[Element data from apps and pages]
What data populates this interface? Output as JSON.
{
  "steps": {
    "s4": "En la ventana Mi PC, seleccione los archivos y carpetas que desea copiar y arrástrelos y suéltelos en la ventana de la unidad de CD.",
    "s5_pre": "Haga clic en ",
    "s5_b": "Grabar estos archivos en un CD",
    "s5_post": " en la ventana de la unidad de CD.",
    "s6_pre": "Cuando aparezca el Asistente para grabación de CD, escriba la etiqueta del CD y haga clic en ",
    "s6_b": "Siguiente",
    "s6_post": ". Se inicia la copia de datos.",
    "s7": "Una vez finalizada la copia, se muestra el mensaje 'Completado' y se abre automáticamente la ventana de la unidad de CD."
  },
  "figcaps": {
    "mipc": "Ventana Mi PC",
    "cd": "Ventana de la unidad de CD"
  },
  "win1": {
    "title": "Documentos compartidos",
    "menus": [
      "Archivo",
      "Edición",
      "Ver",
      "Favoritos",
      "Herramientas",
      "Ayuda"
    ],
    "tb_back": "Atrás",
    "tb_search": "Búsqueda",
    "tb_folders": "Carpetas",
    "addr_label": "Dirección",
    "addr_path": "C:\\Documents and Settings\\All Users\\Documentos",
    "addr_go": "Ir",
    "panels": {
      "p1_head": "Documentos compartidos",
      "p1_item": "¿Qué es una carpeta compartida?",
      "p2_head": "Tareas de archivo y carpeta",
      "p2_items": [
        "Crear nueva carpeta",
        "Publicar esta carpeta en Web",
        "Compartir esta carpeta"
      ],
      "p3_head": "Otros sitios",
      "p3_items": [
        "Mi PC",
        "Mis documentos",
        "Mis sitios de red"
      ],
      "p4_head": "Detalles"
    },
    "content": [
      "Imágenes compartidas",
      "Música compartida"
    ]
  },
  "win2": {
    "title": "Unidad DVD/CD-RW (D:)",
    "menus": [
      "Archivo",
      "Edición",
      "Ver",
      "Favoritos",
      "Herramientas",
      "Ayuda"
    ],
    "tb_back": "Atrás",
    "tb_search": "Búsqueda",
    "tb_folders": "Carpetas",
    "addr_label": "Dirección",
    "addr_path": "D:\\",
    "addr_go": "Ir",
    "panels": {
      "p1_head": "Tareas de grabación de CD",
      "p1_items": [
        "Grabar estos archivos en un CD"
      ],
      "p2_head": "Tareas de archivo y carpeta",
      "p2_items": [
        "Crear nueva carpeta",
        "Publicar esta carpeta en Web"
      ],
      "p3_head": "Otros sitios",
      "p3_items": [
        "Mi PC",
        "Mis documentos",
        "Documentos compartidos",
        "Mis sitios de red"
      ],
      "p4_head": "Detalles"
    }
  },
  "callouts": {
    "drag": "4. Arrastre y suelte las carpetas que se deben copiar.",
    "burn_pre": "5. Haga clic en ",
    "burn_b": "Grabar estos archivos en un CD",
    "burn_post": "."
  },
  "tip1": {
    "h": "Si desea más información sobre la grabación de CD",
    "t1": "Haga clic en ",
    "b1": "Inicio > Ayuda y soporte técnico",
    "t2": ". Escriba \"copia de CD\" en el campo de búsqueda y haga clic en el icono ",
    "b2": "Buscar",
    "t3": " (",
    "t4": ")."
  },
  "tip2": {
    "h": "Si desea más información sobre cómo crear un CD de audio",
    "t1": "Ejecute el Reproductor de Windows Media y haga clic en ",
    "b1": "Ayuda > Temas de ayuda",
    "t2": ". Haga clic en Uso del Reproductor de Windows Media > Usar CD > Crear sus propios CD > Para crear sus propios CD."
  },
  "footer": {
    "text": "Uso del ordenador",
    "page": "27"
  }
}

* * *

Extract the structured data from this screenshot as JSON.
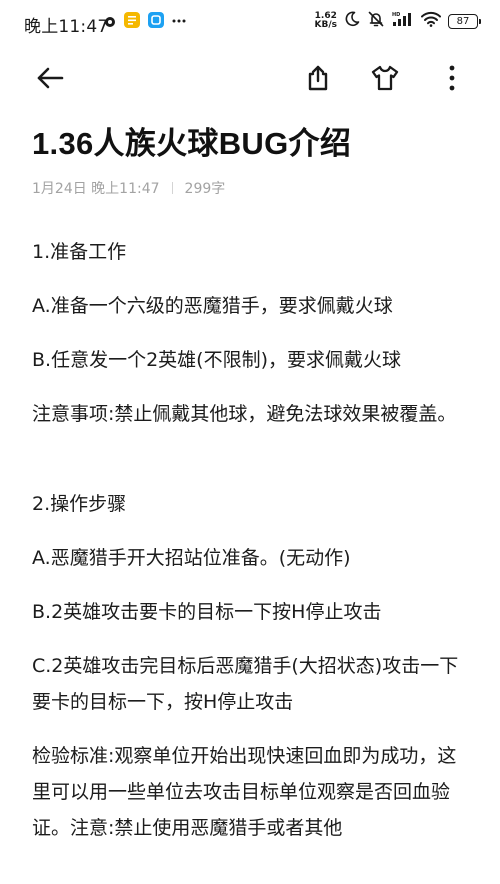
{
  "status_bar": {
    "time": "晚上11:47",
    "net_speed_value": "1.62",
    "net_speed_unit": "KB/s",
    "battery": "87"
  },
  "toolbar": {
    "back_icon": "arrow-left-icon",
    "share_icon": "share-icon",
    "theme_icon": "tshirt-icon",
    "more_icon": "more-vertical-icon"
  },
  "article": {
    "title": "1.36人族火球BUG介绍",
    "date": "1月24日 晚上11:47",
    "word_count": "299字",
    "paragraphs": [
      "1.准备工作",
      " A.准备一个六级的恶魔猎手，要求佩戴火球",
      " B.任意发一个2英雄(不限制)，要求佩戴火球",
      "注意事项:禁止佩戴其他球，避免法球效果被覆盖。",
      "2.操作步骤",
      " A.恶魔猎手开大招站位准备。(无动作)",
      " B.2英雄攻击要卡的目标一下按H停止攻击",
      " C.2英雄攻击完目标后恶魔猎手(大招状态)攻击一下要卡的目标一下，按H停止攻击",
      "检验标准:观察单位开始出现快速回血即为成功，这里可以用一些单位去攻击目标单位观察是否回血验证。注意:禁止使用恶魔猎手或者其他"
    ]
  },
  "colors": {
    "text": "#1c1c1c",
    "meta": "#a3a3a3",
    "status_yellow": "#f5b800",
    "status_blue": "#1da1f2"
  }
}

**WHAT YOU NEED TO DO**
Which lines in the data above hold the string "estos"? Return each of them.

**WRITTEN SOLUTION**
    "s5_b": "Grabar estos archivos en un CD",
        "Grabar estos archivos en un CD"
    "burn_b": "Grabar estos archivos en un CD",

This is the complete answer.